NVTC supported $15 million in funding included in the Governor's budget proposal for several of the workforce and education recommendations forwarded by the Virginia Cyber Security Commission. The final budget included $4.0 million in funding to support a cyber-range, $1 million in funding to create the Scholarships for Service tuition program, $800,000 for George Mason University to develop a pathway program to attract and train veterans for cyber security careers, $750,000 to support the development of an Information Sharing and Analysis Organization (ISAO) under the Secretary of Technology, and $432,000 to establish a cybersecurity program director for the Virginia Community College System and to develop appropriate curriculum to help all of Virginia's community colleges to offer coursework in cybersecurity.
Funding for Dulles International Airport
NVTC supported Governor McAuliffe's budget proposal to make a one-time investment of $50 million over two years to improve the competitiveness of Dulles International Airport by reducing the cost per passenger enplanement. The final budget included the full $50 million in funding.
The final budget included $1.4 million to support Virginia's unmanned systems industry for development of commercial centers of excellence and ground support facilities for Wallops Island.
Virginia Biosciences Health Research Corporation

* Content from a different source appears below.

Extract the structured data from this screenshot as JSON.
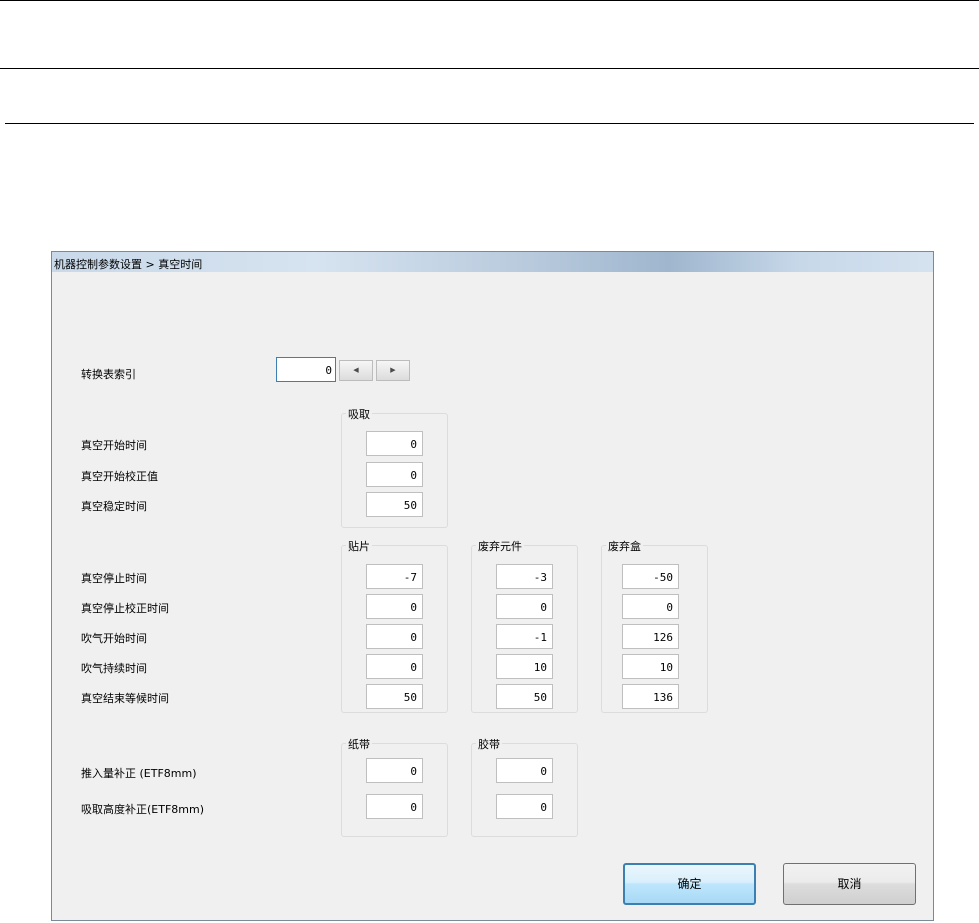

Governor McAuliffe had included $17.5 million over the biennium in his introduced budget in support of the Virginia Biosciences Health Research Corporation as part of his biosciences initiative. The final budget included $7.5 million over the biennium.